All the best,
Adrianne and Rick

Wednesday, January 9, 2013

Water, Classroom and Shoes

Dear Friends,

On the water
We wish you all much happiness and good health for the New Year. Our new year began on the Tonle Sap Lake, where we spent four days assisting The Lake Clinic with another new floating clinic; as well as meeting with the school staff to discuss the solar system we will be providing for the school. The solar system will enable the children to study at night. We are also going to build wider overhangs for the roof of the school so that during the rainy season the children will have a place to stand outside without getting wet and the water will not run into the classrooms and hulls. Spending a few days on the lake is both interesting as well as somewhat devastating. To be poor on land is one thing, but to be poor on the water brings many more challenges. There is not electricity, lots of bugs, no land to grow vegetables and gasoline is more expensive than at home. Most people fish and sell fish, their day begins at 3:30 am and the average wage is about 75 cents a day. Every one moves around from floating platform to floating platform and children can paddle a boat by the age of 5. School is the highlight of the children's life. The school is a place where they meet, learn, play and keep their minds active. The K.I.D.S. school is doing well and a very positive place. We returned to Siem Reap with a list of what we will need to complete the work on the school, another logistical challenge will be how to get it out there.

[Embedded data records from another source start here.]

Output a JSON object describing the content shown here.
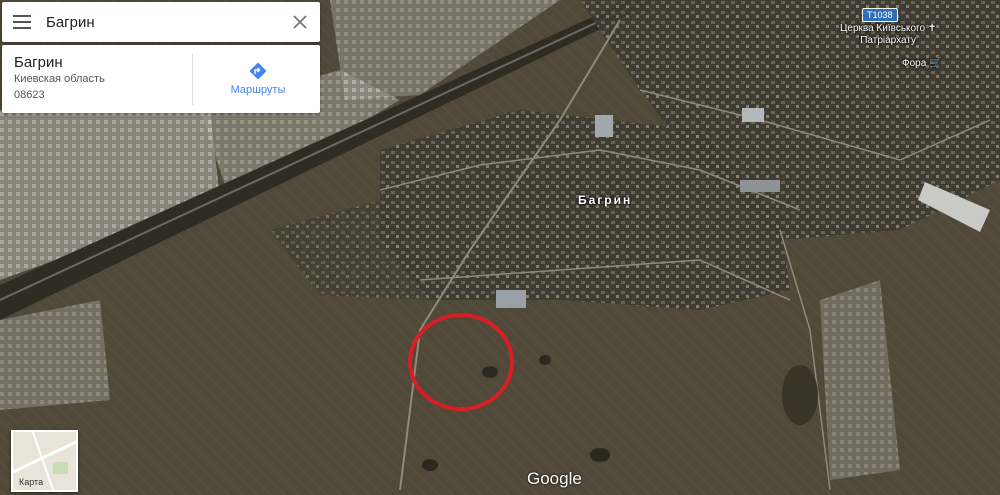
{
  "search": {
    "value": "Багрин"
  },
  "place": {
    "name": "Багрин",
    "region": "Киевская область",
    "postal_code": "08623",
    "directions_label": "Маршруты"
  },
  "map": {
    "town_label": "Багрин",
    "church_label": [
      "Церква Київського",
      "Патріархату"
    ],
    "shop_label": "Фора",
    "road_shield": "T1038",
    "attribution": "Google",
    "minimap_label": "Карта",
    "highlight_color": "#d81f26"
  },
  "icons": [
    "menu-icon",
    "close-icon",
    "directions-icon",
    "church-icon",
    "shop-icon"
  ]
}
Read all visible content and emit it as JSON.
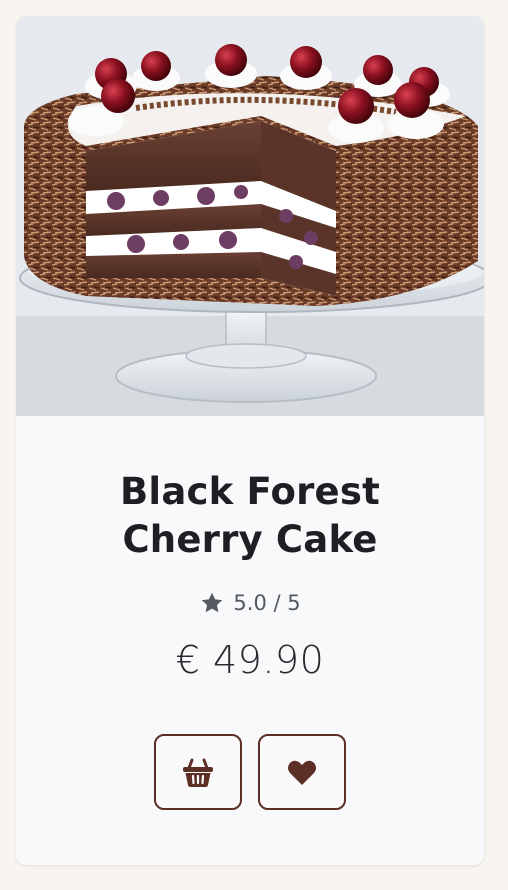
{
  "product": {
    "name_line1": "Black Forest",
    "name_line2": "Cherry Cake",
    "rating_text": "5.0 / 5",
    "rating_value": 5.0,
    "rating_max": 5,
    "price": "€ 49.90"
  },
  "icons": {
    "rating": "star-icon",
    "cart": "basket-icon",
    "favorite": "heart-icon"
  },
  "colors": {
    "accent": "#5b2f26",
    "text": "#1f1f23",
    "muted": "#555a60",
    "card_bg": "#f8f9fb"
  }
}
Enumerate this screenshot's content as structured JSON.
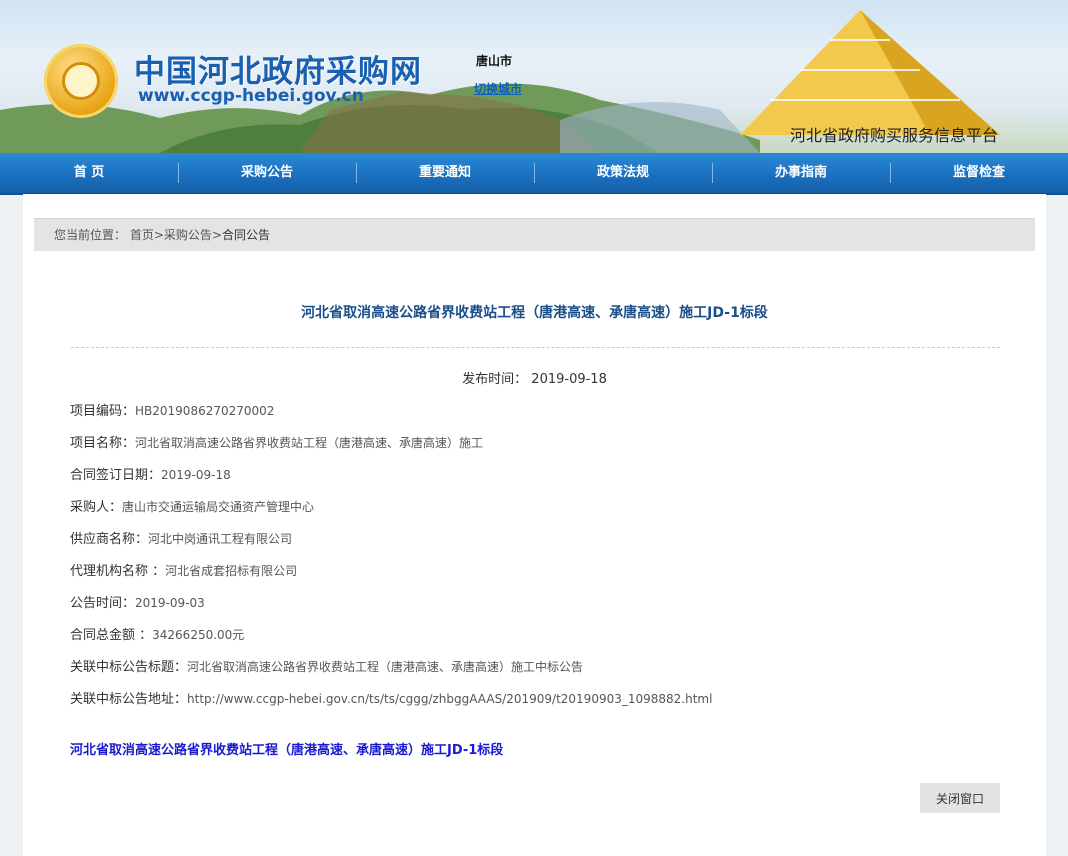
{
  "header": {
    "site_title": "中国河北政府采购网",
    "site_url": "www.ccgp-hebei.gov.cn",
    "city": "唐山市",
    "switch_city": "切换城市",
    "platform": "河北省政府购买服务信息平台"
  },
  "nav": [
    {
      "label": "首 页"
    },
    {
      "label": "采购公告"
    },
    {
      "label": "重要通知"
    },
    {
      "label": "政策法规"
    },
    {
      "label": "办事指南"
    },
    {
      "label": "监督检查"
    }
  ],
  "breadcrumb": {
    "label": "您当前位置：",
    "items": [
      "首页",
      "采购公告",
      "合同公告"
    ],
    "sep": ">"
  },
  "article": {
    "title": "河北省取消高速公路省界收费站工程（唐港高速、承唐高速）施工JD-1标段",
    "pubtime_label": "发布时间：",
    "pubtime": "2019-09-18",
    "fields": [
      {
        "label": "项目编码：",
        "value": "HB2019086270270002"
      },
      {
        "label": "项目名称：",
        "value": "河北省取消高速公路省界收费站工程（唐港高速、承唐高速）施工"
      },
      {
        "label": "合同签订日期：",
        "value": "2019-09-18"
      },
      {
        "label": "采购人：",
        "value": "唐山市交通运输局交通资产管理中心"
      },
      {
        "label": "供应商名称：",
        "value": "河北中岗通讯工程有限公司"
      },
      {
        "label": "代理机构名称 ：",
        "value": "河北省成套招标有限公司"
      },
      {
        "label": "公告时间：",
        "value": "2019-09-03"
      },
      {
        "label": "合同总金额 ：",
        "value": "34266250.00元"
      },
      {
        "label": "关联中标公告标题：",
        "value": "河北省取消高速公路省界收费站工程（唐港高速、承唐高速）施工中标公告"
      },
      {
        "label": "关联中标公告地址：",
        "value": "http://www.ccgp-hebei.gov.cn/ts/ts/cggg/zhbggAAAS/201909/t20190903_1098882.html"
      }
    ],
    "link_title": "河北省取消高速公路省界收费站工程（唐港高速、承唐高速）施工JD-1标段",
    "close_label": "关闭窗口"
  }
}
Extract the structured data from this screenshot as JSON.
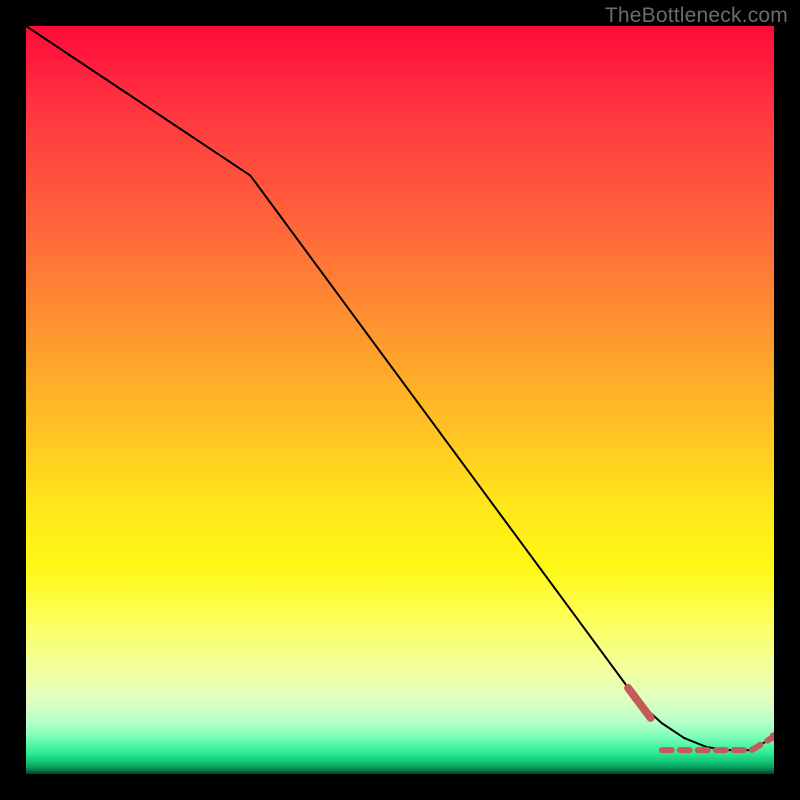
{
  "attribution": "TheBottleneck.com",
  "chart_data": {
    "type": "line",
    "title": "",
    "xlabel": "",
    "ylabel": "",
    "xlim": [
      0,
      100
    ],
    "ylim": [
      0,
      100
    ],
    "grid": false,
    "series": [
      {
        "name": "curve",
        "color": "#000000",
        "style": "solid",
        "x": [
          0,
          30,
          82,
          85,
          88,
          91,
          94,
          97,
          100
        ],
        "y": [
          100,
          80,
          9.5,
          6.8,
          4.8,
          3.6,
          3.2,
          3.2,
          5.0
        ]
      },
      {
        "name": "highlight-segment",
        "color": "#c65a5a",
        "style": "thick-solid",
        "x": [
          80.5,
          83.5
        ],
        "y": [
          11.5,
          7.5
        ]
      },
      {
        "name": "bottom-dots",
        "color": "#c65a5a",
        "style": "dashed-markers",
        "x": [
          85,
          87,
          89,
          91,
          93,
          95,
          97,
          100
        ],
        "y": [
          3.2,
          3.2,
          3.2,
          3.2,
          3.2,
          3.2,
          3.2,
          5.0
        ]
      }
    ]
  }
}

New Classroom
We also visited our friend Kerry, who has moved on from New Hope and started another school in a very poor area of the city. Kerry, who is Australian and her partner Kenneth, from Nigeria, have dedicated many years to improveing the lives of children here. They opened the free english and computer training school in November for 250 children and now have over 500... build it and they will come (in droves). As Siem Reap is based on tourism, english is very much needed to get work here and so the earlier children learn english the better hope they have in the future, however, most english classes are too costly for poor families to afford. The school offers a chance for the children here in the city. Kerry did not have enough classrooms so K.I.D.S. was able to build an outdoor classroom on the property; both students and teachers welcomed the airy space.

New Shoes
In the coutryside, work has begun on the water towers. Thanks to donations, we are now able to provide water towers at two village schools and everyone is very excited. The children in this area walk and ride bikes many kilometers on dusty red roads; having water available to clean themselves and to drink will make a world of difference. K.I.D.S. also contributed to a rice bank for one school, which is now almost completed. The community of rice farmers will contribute to the rice bank and very poor families will be able to borrow from the bank when times are too tough to feed their families. The rice bank will also contribute to the lunch program, which K.I.D.S. provides for the school. When we vistied some of the men from the community were volunteering to build the structure; wonderful to see. Last year one of the schools from our community raised money for the schools we are working with here. It just so happens that the principal and her husband were here visiting with two other friends/donors of ours. We were all able to go out and deliver some shoes and other school supplies for two of the schools. Most of the children did not have shoes and were very excited to get a brand new pair of flip-flops, it was both sad and heartwarming to see them as they crowded around to get their new shoes, some wearing them right away and some holding them dearly to their chests as they walked home.

In closing we would like to thank you for your warm new years wishes and for your generosity.

All the best,

Adrianne and Rick